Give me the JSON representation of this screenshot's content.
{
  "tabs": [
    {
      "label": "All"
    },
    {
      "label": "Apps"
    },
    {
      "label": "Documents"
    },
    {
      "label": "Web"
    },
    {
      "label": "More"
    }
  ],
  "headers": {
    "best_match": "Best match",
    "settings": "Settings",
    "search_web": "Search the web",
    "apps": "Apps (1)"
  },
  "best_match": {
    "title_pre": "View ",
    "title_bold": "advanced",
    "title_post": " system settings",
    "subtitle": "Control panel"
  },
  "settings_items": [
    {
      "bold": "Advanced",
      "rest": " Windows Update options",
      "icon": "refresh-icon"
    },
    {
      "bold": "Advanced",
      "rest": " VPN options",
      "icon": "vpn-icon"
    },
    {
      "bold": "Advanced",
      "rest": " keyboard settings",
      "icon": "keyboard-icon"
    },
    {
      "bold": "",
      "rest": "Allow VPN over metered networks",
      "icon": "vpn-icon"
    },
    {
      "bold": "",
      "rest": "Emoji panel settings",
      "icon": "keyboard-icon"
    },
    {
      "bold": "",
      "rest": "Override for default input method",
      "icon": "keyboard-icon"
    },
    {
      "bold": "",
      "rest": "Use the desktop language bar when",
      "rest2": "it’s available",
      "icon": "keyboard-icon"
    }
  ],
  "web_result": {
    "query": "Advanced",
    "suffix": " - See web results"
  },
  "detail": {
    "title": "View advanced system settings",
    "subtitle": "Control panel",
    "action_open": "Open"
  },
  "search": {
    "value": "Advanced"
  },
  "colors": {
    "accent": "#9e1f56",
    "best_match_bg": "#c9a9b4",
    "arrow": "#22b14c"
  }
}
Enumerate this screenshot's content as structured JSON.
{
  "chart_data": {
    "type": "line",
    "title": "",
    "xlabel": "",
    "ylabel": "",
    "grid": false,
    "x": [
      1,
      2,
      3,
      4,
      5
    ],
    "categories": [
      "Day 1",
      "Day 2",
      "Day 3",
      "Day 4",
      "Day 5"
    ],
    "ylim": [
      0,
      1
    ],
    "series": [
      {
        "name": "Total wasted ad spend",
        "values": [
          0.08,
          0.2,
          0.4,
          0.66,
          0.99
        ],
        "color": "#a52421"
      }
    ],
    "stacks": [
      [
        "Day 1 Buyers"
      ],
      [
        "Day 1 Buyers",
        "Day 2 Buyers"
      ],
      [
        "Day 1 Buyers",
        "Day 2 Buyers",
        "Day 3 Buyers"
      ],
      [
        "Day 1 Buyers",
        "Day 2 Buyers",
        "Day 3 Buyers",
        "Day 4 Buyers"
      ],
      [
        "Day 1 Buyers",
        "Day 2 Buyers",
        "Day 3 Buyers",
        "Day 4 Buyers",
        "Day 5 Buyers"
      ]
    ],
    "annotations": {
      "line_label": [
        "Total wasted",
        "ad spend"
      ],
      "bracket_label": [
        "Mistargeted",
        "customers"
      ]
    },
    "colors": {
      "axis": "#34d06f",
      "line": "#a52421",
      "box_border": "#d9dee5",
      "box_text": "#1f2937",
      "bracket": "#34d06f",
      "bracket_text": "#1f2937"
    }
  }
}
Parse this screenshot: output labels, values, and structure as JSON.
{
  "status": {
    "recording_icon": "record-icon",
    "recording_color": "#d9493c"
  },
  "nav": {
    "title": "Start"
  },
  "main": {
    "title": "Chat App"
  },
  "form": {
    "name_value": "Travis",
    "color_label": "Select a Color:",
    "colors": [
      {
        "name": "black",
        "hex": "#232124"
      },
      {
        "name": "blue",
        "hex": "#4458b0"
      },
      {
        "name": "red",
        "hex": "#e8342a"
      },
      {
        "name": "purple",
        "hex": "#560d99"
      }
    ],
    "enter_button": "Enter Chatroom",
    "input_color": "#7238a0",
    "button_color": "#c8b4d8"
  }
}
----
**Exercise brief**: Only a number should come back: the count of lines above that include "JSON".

**Exercise result**: 3